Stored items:
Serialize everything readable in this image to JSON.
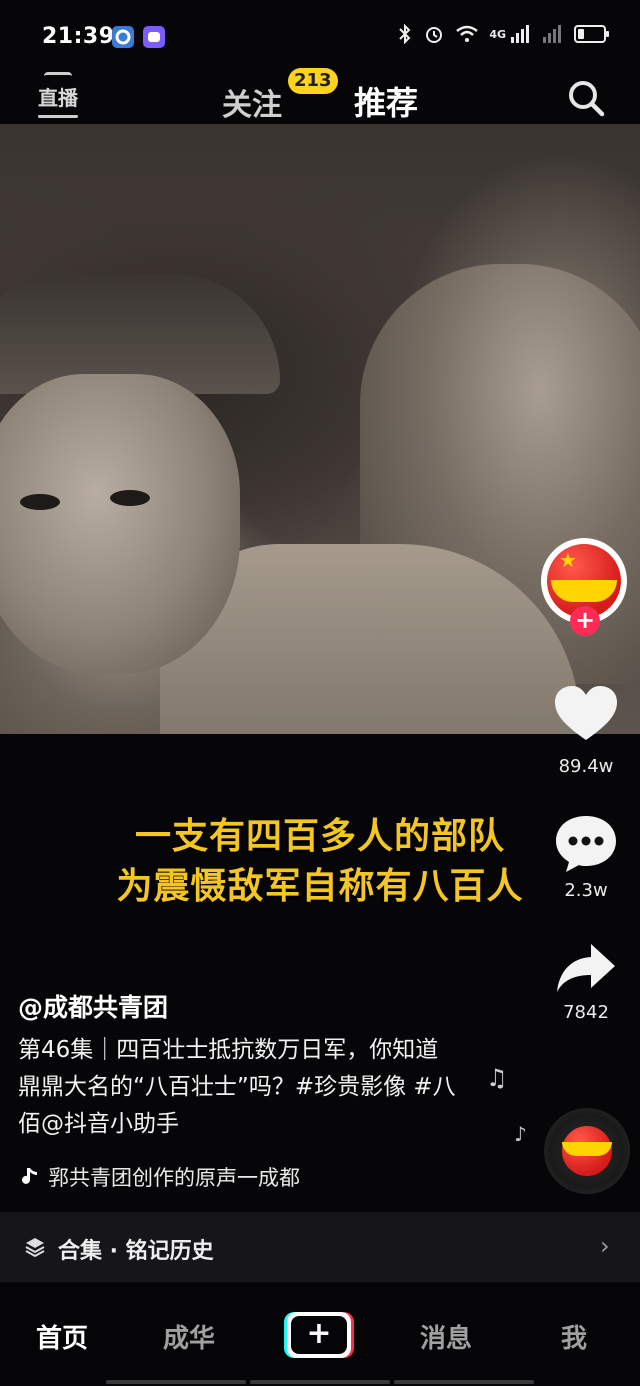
{
  "status": {
    "time": "21:39",
    "network": "4G",
    "icons": [
      "bluetooth-icon",
      "alarm-icon",
      "wifi-icon",
      "signal-icon",
      "battery-icon"
    ]
  },
  "topnav": {
    "live": "直播",
    "follow": "关注",
    "follow_badge": "213",
    "recommend": "推荐"
  },
  "caption": {
    "line1": "一支有四百多人的部队",
    "line2": "为震慑敌军自称有八百人"
  },
  "rail": {
    "likes": "89.4w",
    "comments": "2.3w",
    "shares": "7842"
  },
  "post": {
    "author": "@成都共青团",
    "description": "第46集｜四百壮士抵抗数万日军，你知道鼎鼎大名的“八百壮士”吗？#珍贵影像 #八佰@抖音小助手",
    "music": "郛共青团创作的原声一成都"
  },
  "collection": {
    "label": "合集 · 铭记历史"
  },
  "tabs": {
    "home": "首页",
    "chenghua": "成华",
    "messages": "消息",
    "me": "我"
  },
  "colors": {
    "accent_yellow": "#f3c623",
    "badge_yellow": "#ffd21e",
    "like_red": "#fe2c55",
    "cyan": "#25f4ee"
  }
}
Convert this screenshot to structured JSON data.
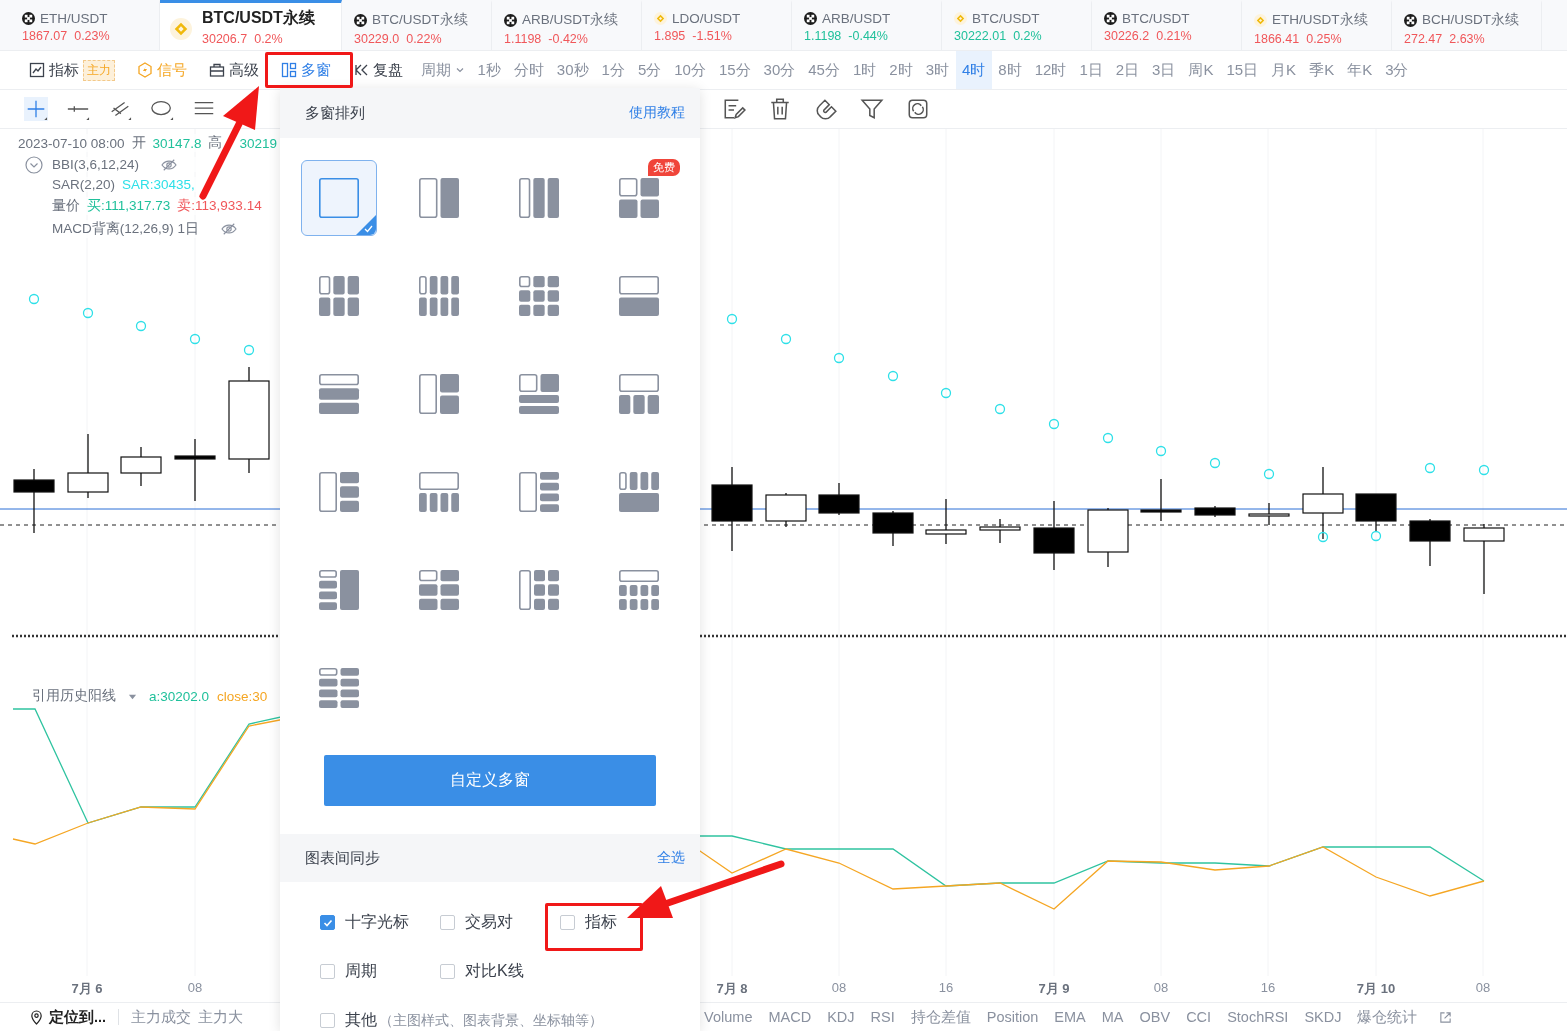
{
  "tickers": [
    {
      "name": "ETH/USDT",
      "kind": "okx",
      "price": "1867.07",
      "change": "0.23%",
      "color": "#f0575a",
      "selected": false
    },
    {
      "name": "BTC/USDT永续",
      "kind": "binance",
      "price": "30206.7",
      "change": "0.2%",
      "color": "#f0575a",
      "selected": true
    },
    {
      "name": "BTC/USDT永续",
      "kind": "okx",
      "price": "30229.0",
      "change": "0.22%",
      "color": "#f0575a",
      "selected": false
    },
    {
      "name": "ARB/USDT永续",
      "kind": "okx",
      "price": "1.1198",
      "change": "-0.42%",
      "color": "#f0575a",
      "selected": false
    },
    {
      "name": "LDO/USDT",
      "kind": "binance",
      "price": "1.895",
      "change": "-1.51%",
      "color": "#f0575a",
      "selected": false
    },
    {
      "name": "ARB/USDT",
      "kind": "okx",
      "price": "1.1198",
      "change": "-0.44%",
      "color": "#20c09b",
      "selected": false
    },
    {
      "name": "BTC/USDT",
      "kind": "binance",
      "price": "30222.01",
      "change": "0.2%",
      "color": "#20c09b",
      "selected": false
    },
    {
      "name": "BTC/USDT",
      "kind": "okx",
      "price": "30226.2",
      "change": "0.21%",
      "color": "#f0575a",
      "selected": false
    },
    {
      "name": "ETH/USDT永续",
      "kind": "binance",
      "price": "1866.41",
      "change": "0.25%",
      "color": "#f0575a",
      "selected": false
    },
    {
      "name": "BCH/USDT永续",
      "kind": "okx",
      "price": "272.47",
      "change": "2.63%",
      "color": "#f0575a",
      "selected": false
    }
  ],
  "toolbar": {
    "tools": [
      {
        "kind": "indicator",
        "label": "指标",
        "badge": "主力",
        "selected": false
      },
      {
        "kind": "signal",
        "label": "信号",
        "selected": false
      },
      {
        "kind": "advanced",
        "label": "高级",
        "selected": false
      },
      {
        "kind": "multi",
        "label": "多窗",
        "selected": true
      },
      {
        "kind": "replay",
        "label": "复盘",
        "selected": false
      },
      {
        "kind": "period",
        "label": "周期",
        "selected": false
      }
    ],
    "periods": [
      {
        "label": "1秒",
        "selected": false
      },
      {
        "label": "分时",
        "selected": false
      },
      {
        "label": "30秒",
        "selected": false
      },
      {
        "label": "1分",
        "selected": false
      },
      {
        "label": "5分",
        "selected": false
      },
      {
        "label": "10分",
        "selected": false
      },
      {
        "label": "15分",
        "selected": false
      },
      {
        "label": "30分",
        "selected": false
      },
      {
        "label": "45分",
        "selected": false
      },
      {
        "label": "1时",
        "selected": false
      },
      {
        "label": "2时",
        "selected": false
      },
      {
        "label": "3时",
        "selected": false
      },
      {
        "label": "4时",
        "selected": true
      },
      {
        "label": "8时",
        "selected": false
      },
      {
        "label": "12时",
        "selected": false
      },
      {
        "label": "1日",
        "selected": false
      },
      {
        "label": "2日",
        "selected": false
      },
      {
        "label": "3日",
        "selected": false
      },
      {
        "label": "周K",
        "selected": false
      },
      {
        "label": "15日",
        "selected": false
      },
      {
        "label": "月K",
        "selected": false
      },
      {
        "label": "季K",
        "selected": false
      },
      {
        "label": "年K",
        "selected": false
      },
      {
        "label": "3分",
        "selected": false
      }
    ]
  },
  "legend": {
    "datetime": "2023-07-10 08:00",
    "open_label": "开",
    "open": "30147.8",
    "high_label": "高",
    "high": "30219",
    "lines": [
      {
        "name": "BBI(3,6,12,24)",
        "hidden": true
      },
      {
        "name": "SAR(2,20)",
        "values": [
          {
            "text": "SAR:30435,",
            "color": "#2ee0e8"
          }
        ]
      },
      {
        "name": "量价",
        "values": [
          {
            "text": "买:111,317.73",
            "color": "#20c09b"
          },
          {
            "text": "卖:113,933.14",
            "color": "#f0575a"
          }
        ]
      },
      {
        "name": "MACD背离(12,26,9) 1日",
        "hidden": true
      }
    ]
  },
  "sub_legend": {
    "name": "引用历史阳线",
    "values": [
      {
        "text": "a:30202.0",
        "color": "#20c09b"
      },
      {
        "text": "close:30",
        "color": "#f5a623"
      }
    ]
  },
  "time_axis": [
    {
      "label": "7月 6",
      "kind": "day"
    },
    {
      "label": "08",
      "kind": "hour"
    },
    {
      "label": "7月 8",
      "kind": "day"
    },
    {
      "label": "08",
      "kind": "hour"
    },
    {
      "label": "16",
      "kind": "hour"
    },
    {
      "label": "7月 9",
      "kind": "day"
    },
    {
      "label": "08",
      "kind": "hour"
    },
    {
      "label": "16",
      "kind": "hour"
    },
    {
      "label": "7月 10",
      "kind": "day"
    },
    {
      "label": "08",
      "kind": "hour"
    }
  ],
  "bottom_bar": {
    "locate": "定位到...",
    "left_items": [
      "主力成交",
      "主力大"
    ],
    "indicators": [
      "Volume",
      "MACD",
      "KDJ",
      "RSI",
      "持仓差值",
      "Position",
      "EMA",
      "MA",
      "OBV",
      "CCI",
      "StochRSI",
      "SKDJ",
      "爆仓统计"
    ]
  },
  "popup": {
    "title": "多窗排列",
    "help_link": "使用教程",
    "layouts": [
      {
        "selected": true
      },
      {
        "selected": false
      },
      {
        "selected": false
      },
      {
        "selected": false,
        "badge": "免费"
      },
      {
        "selected": false
      },
      {
        "selected": false
      },
      {
        "selected": false
      },
      {
        "selected": false
      },
      {
        "selected": false
      },
      {
        "selected": false
      },
      {
        "selected": false
      },
      {
        "selected": false
      },
      {
        "selected": false
      },
      {
        "selected": false
      },
      {
        "selected": false
      },
      {
        "selected": false
      },
      {
        "selected": false
      },
      {
        "selected": false
      },
      {
        "selected": false
      },
      {
        "selected": false
      },
      {
        "selected": false
      }
    ],
    "custom_button": "自定义多窗",
    "sync_title": "图表间同步",
    "select_all": "全选",
    "sync_rows": [
      {
        "options": [
          {
            "label": "十字光标",
            "checked": true
          },
          {
            "label": "交易对",
            "checked": false
          },
          {
            "label": "指标",
            "checked": false
          }
        ]
      },
      {
        "options": [
          {
            "label": "周期",
            "checked": false
          },
          {
            "label": "对比K线",
            "checked": false
          }
        ]
      },
      {
        "options": [
          {
            "label": "其他",
            "note": "（主图样式、图表背景、坐标轴等）",
            "checked": false
          }
        ]
      }
    ]
  }
}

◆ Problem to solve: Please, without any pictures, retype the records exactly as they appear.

◆ Solution to the exercise:
Serialize everything readable in this image to JSON.
{
  "status": {
    "time": "21:39",
    "network": "4G",
    "icons": [
      "bluetooth-icon",
      "alarm-icon",
      "wifi-icon",
      "signal-icon",
      "battery-icon"
    ]
  },
  "topnav": {
    "live": "直播",
    "follow": "关注",
    "follow_badge": "213",
    "recommend": "推荐"
  },
  "caption": {
    "line1": "一支有四百多人的部队",
    "line2": "为震慑敌军自称有八百人"
  },
  "rail": {
    "likes": "89.4w",
    "comments": "2.3w",
    "shares": "7842"
  },
  "post": {
    "author": "@成都共青团",
    "description": "第46集｜四百壮士抵抗数万日军，你知道鼎鼎大名的“八百壮士”吗？#珍贵影像 #八佰@抖音小助手",
    "music": "郛共青团创作的原声一成都"
  },
  "collection": {
    "label": "合集 · 铭记历史"
  },
  "tabs": {
    "home": "首页",
    "chenghua": "成华",
    "messages": "消息",
    "me": "我"
  },
  "colors": {
    "accent_yellow": "#f3c623",
    "badge_yellow": "#ffd21e",
    "like_red": "#fe2c55",
    "cyan": "#25f4ee"
  }
}
Convert this screenshot to structured JSON data.
{
  "tickers": [
    {
      "name": "ETH/USDT",
      "kind": "okx",
      "price": "1867.07",
      "change": "0.23%",
      "color": "#f0575a",
      "selected": false
    },
    {
      "name": "BTC/USDT永续",
      "kind": "binance",
      "price": "30206.7",
      "change": "0.2%",
      "color": "#f0575a",
      "selected": true
    },
    {
      "name": "BTC/USDT永续",
      "kind": "okx",
      "price": "30229.0",
      "change": "0.22%",
      "color": "#f0575a",
      "selected": false
    },
    {
      "name": "ARB/USDT永续",
      "kind": "okx",
      "price": "1.1198",
      "change": "-0.42%",
      "color": "#f0575a",
      "selected": false
    },
    {
      "name": "LDO/USDT",
      "kind": "binance",
      "price": "1.895",
      "change": "-1.51%",
      "color": "#f0575a",
      "selected": false
    },
    {
      "name": "ARB/USDT",
      "kind": "okx",
      "price": "1.1198",
      "change": "-0.44%",
      "color": "#20c09b",
      "selected": false
    },
    {
      "name": "BTC/USDT",
      "kind": "binance",
      "price": "30222.01",
      "change": "0.2%",
      "color": "#20c09b",
      "selected": false
    },
    {
      "name": "BTC/USDT",
      "kind": "okx",
      "price": "30226.2",
      "change": "0.21%",
      "color": "#f0575a",
      "selected": false
    },
    {
      "name": "ETH/USDT永续",
      "kind": "binance",
      "price": "1866.41",
      "change": "0.25%",
      "color": "#f0575a",
      "selected": false
    },
    {
      "name": "BCH/USDT永续",
      "kind": "okx",
      "price": "272.47",
      "change": "2.63%",
      "color": "#f0575a",
      "selected": false
    }
  ],
  "toolbar": {
    "tools": [
      {
        "kind": "indicator",
        "label": "指标",
        "badge": "主力",
        "selected": false
      },
      {
        "kind": "signal",
        "label": "信号",
        "selected": false
      },
      {
        "kind": "advanced",
        "label": "高级",
        "selected": false
      },
      {
        "kind": "multi",
        "label": "多窗",
        "selected": true
      },
      {
        "kind": "replay",
        "label": "复盘",
        "selected": false
      },
      {
        "kind": "period",
        "label": "周期",
        "selected": false
      }
    ],
    "periods": [
      {
        "label": "1秒",
        "selected": false
      },
      {
        "label": "分时",
        "selected": false
      },
      {
        "label": "30秒",
        "selected": false
      },
      {
        "label": "1分",
        "selected": false
      },
      {
        "label": "5分",
        "selected": false
      },
      {
        "label": "10分",
        "selected": false
      },
      {
        "label": "15分",
        "selected": false
      },
      {
        "label": "30分",
        "selected": false
      },
      {
        "label": "45分",
        "selected": false
      },
      {
        "label": "1时",
        "selected": false
      },
      {
        "label": "2时",
        "selected": false
      },
      {
        "label": "3时",
        "selected": false
      },
      {
        "label": "4时",
        "selected": true
      },
      {
        "label": "8时",
        "selected": false
      },
      {
        "label": "12时",
        "selected": false
      },
      {
        "label": "1日",
        "selected": false
      },
      {
        "label": "2日",
        "selected": false
      },
      {
        "label": "3日",
        "selected": false
      },
      {
        "label": "周K",
        "selected": false
      },
      {
        "label": "15日",
        "selected": false
      },
      {
        "label": "月K",
        "selected": false
      },
      {
        "label": "季K",
        "selected": false
      },
      {
        "label": "年K",
        "selected": false
      },
      {
        "label": "3分",
        "selected": false
      }
    ]
  },
  "legend": {
    "datetime": "2023-07-10 08:00",
    "open_label": "开",
    "open": "30147.8",
    "high_label": "高",
    "high": "30219",
    "lines": [
      {
        "name": "BBI(3,6,12,24)",
        "hidden": true
      },
      {
        "name": "SAR(2,20)",
        "values": [
          {
            "text": "SAR:30435,",
            "color": "#2ee0e8"
          }
        ]
      },
      {
        "name": "量价",
        "values": [
          {
            "text": "买:111,317.73",
            "color": "#20c09b"
          },
          {
            "text": "卖:113,933.14",
            "color": "#f0575a"
          }
        ]
      },
      {
        "name": "MACD背离(12,26,9) 1日",
        "hidden": true
      }
    ]
  },
  "sub_legend": {
    "name": "引用历史阳线",
    "values": [
      {
        "text": "a:30202.0",
        "color": "#20c09b"
      },
      {
        "text": "close:30",
        "color": "#f5a623"
      }
    ]
  },
  "time_axis": [
    {
      "label": "7月 6",
      "kind": "day"
    },
    {
      "label": "08",
      "kind": "hour"
    },
    {
      "label": "7月 8",
      "kind": "day"
    },
    {
      "label": "08",
      "kind": "hour"
    },
    {
      "label": "16",
      "kind": "hour"
    },
    {
      "label": "7月 9",
      "kind": "day"
    },
    {
      "label": "08",
      "kind": "hour"
    },
    {
      "label": "16",
      "kind": "hour"
    },
    {
      "label": "7月 10",
      "kind": "day"
    },
    {
      "label": "08",
      "kind": "hour"
    }
  ],
  "bottom_bar": {
    "locate": "定位到...",
    "left_items": [
      "主力成交",
      "主力大"
    ],
    "indicators": [
      "Volume",
      "MACD",
      "KDJ",
      "RSI",
      "持仓差值",
      "Position",
      "EMA",
      "MA",
      "OBV",
      "CCI",
      "StochRSI",
      "SKDJ",
      "爆仓统计"
    ]
  },
  "popup": {
    "title": "多窗排列",
    "help_link": "使用教程",
    "layouts": [
      {
        "selected": true
      },
      {
        "selected": false
      },
      {
        "selected": false
      },
      {
        "selected": false,
        "badge": "免费"
      },
      {
        "selected": false
      },
      {
        "selected": false
      },
      {
        "selected": false
      },
      {
        "selected": false
      },
      {
        "selected": false
      },
      {
        "selected": false
      },
      {
        "selected": false
      },
      {
        "selected": false
      },
      {
        "selected": false
      },
      {
        "selected": false
      },
      {
        "selected": false
      },
      {
        "selected": false
      },
      {
        "selected": false
      },
      {
        "selected": false
      },
      {
        "selected": false
      },
      {
        "selected": false
      },
      {
        "selected": false
      }
    ],
    "custom_button": "自定义多窗",
    "sync_title": "图表间同步",
    "select_all": "全选",
    "sync_rows": [
      {
        "options": [
          {
            "label": "十字光标",
            "checked": true
          },
          {
            "label": "交易对",
            "checked": false
          },
          {
            "label": "指标",
            "checked": false
          }
        ]
      },
      {
        "options": [
          {
            "label": "周期",
            "checked": false
          },
          {
            "label": "对比K线",
            "checked": false
          }
        ]
      },
      {
        "options": [
          {
            "label": "其他",
            "note": "（主图样式、图表背景、坐标轴等）",
            "checked": false
          }
        ]
      }
    ]
  }
}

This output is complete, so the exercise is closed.